• **INSTRUCTIONS FOR THE TASK**: Find all lines in the records that include the word "icon", and copy them out.

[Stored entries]
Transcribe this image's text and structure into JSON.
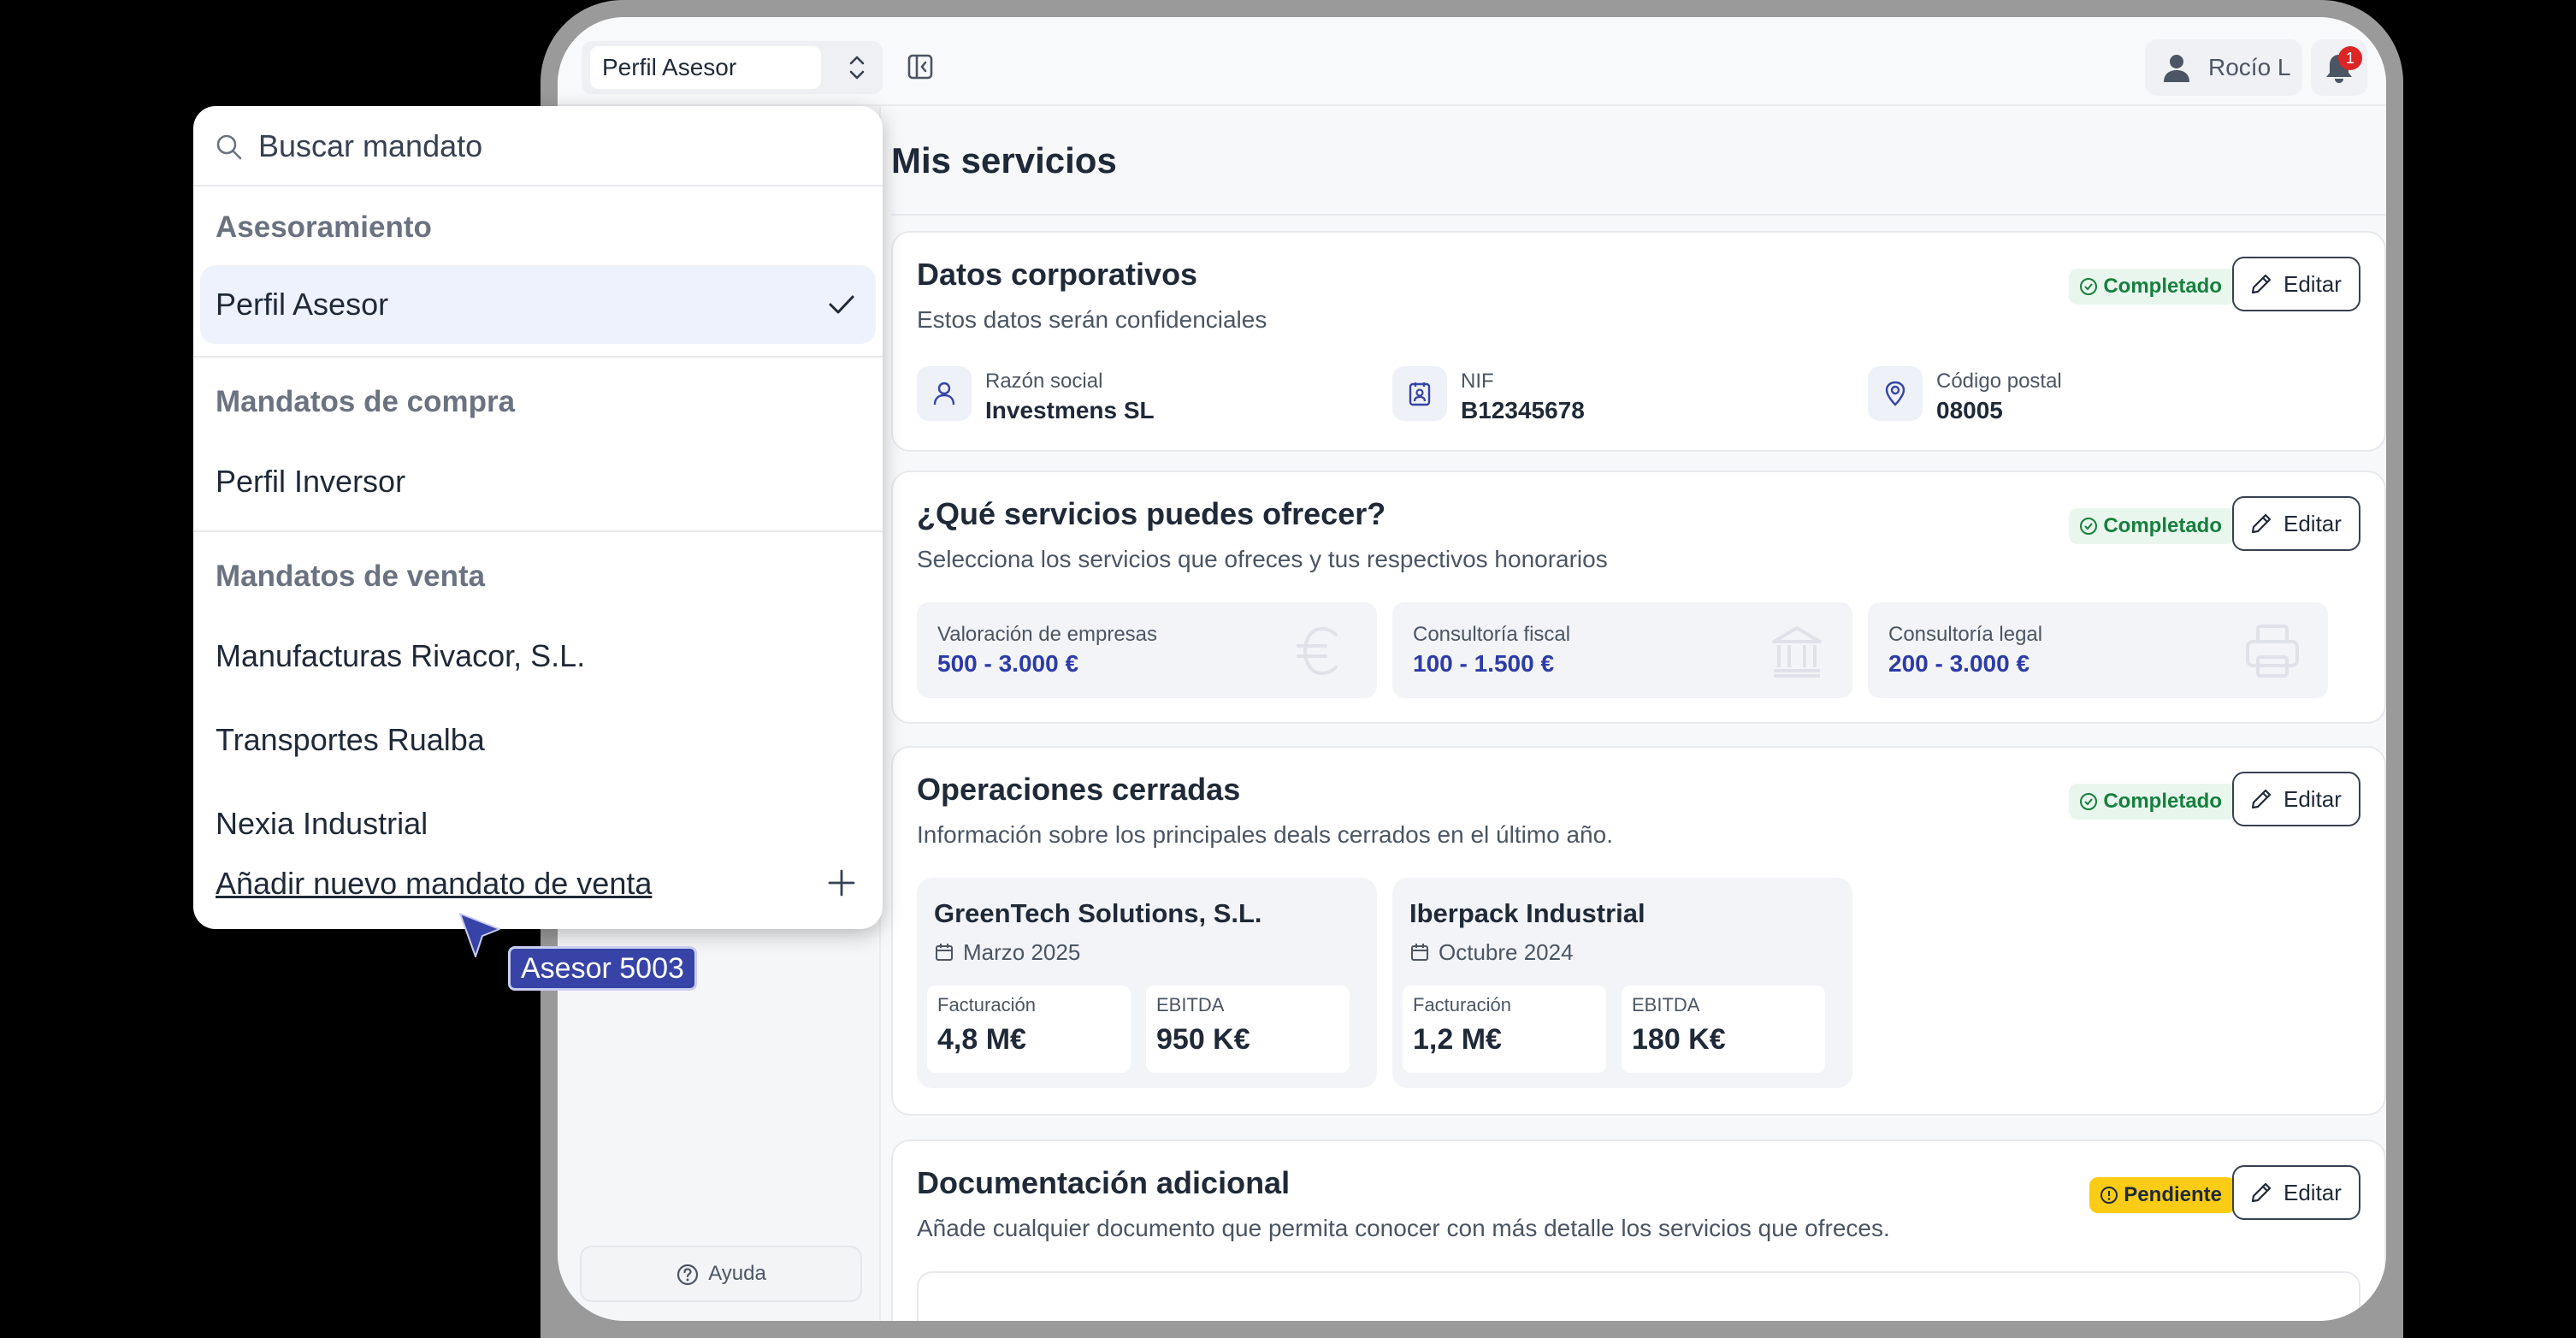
{
  "colors": {
    "background": "#000000",
    "accent": "#3743a6",
    "service_value": "#2d3ba8",
    "status_done_bg": "#e9f6ee",
    "status_done_text": "#15803d",
    "status_pending_bg": "#facc15",
    "badge": "#dc2626"
  },
  "topbar": {
    "profile_select": "Perfil Asesor",
    "user_name": "Rocío L",
    "notifications_count": "1"
  },
  "sidebar": {
    "help_label": "Ayuda"
  },
  "main": {
    "title": "Mis servicios",
    "cards": {
      "corporate": {
        "title": "Datos corporativos",
        "subtitle": "Estos datos serán confidenciales",
        "status": "Completado",
        "edit_label": "Editar",
        "fields": [
          {
            "label": "Razón social",
            "value": "Investmens SL",
            "icon": "user-icon"
          },
          {
            "label": "NIF",
            "value": "B12345678",
            "icon": "id-card-icon"
          },
          {
            "label": "Código postal",
            "value": "08005",
            "icon": "map-pin-icon"
          }
        ]
      },
      "services": {
        "title": "¿Qué servicios puedes ofrecer?",
        "subtitle": "Selecciona los servicios que ofreces y tus respectivos honorarios",
        "status": "Completado",
        "edit_label": "Editar",
        "items": [
          {
            "label": "Valoración de empresas",
            "value": "500 - 3.000 €",
            "icon": "euro-icon"
          },
          {
            "label": "Consultoría fiscal",
            "value": "100 - 1.500 €",
            "icon": "bank-icon"
          },
          {
            "label": "Consultoría legal",
            "value": "200 - 3.000 €",
            "icon": "printer-icon"
          }
        ]
      },
      "deals": {
        "title": "Operaciones cerradas",
        "subtitle": "Información sobre los principales deals cerrados en el último año.",
        "status": "Completado",
        "edit_label": "Editar",
        "items": [
          {
            "name": "GreenTech Solutions, S.L.",
            "date": "Marzo 2025",
            "metrics": [
              {
                "label": "Facturación",
                "value": "4,8 M€"
              },
              {
                "label": "EBITDA",
                "value": "950 K€"
              }
            ]
          },
          {
            "name": "Iberpack Industrial",
            "date": "Octubre 2024",
            "metrics": [
              {
                "label": "Facturación",
                "value": "1,2 M€"
              },
              {
                "label": "EBITDA",
                "value": "180 K€"
              }
            ]
          }
        ]
      },
      "docs": {
        "title": "Documentación adicional",
        "subtitle": "Añade cualquier documento que permita conocer con más detalle los servicios que ofreces.",
        "status": "Pendiente",
        "edit_label": "Editar"
      }
    }
  },
  "dropdown": {
    "search_placeholder": "Buscar mandato",
    "groups": [
      {
        "label": "Asesoramiento",
        "items": [
          "Perfil Asesor"
        ]
      },
      {
        "label": "Mandatos de compra",
        "items": [
          "Perfil Inversor"
        ]
      },
      {
        "label": "Mandatos de venta",
        "items": [
          "Manufacturas Rivacor, S.L.",
          "Transportes Rualba",
          "Nexia Industrial"
        ]
      }
    ],
    "selected": "Perfil Asesor",
    "add_label": "Añadir nuevo mandato de venta"
  },
  "cursor_label": "Asesor 5003"
}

• **EXPECTED ANSWER**:
            "icon": "user-icon"
            "icon": "id-card-icon"
            "icon": "map-pin-icon"
            "icon": "euro-icon"
            "icon": "bank-icon"
            "icon": "printer-icon"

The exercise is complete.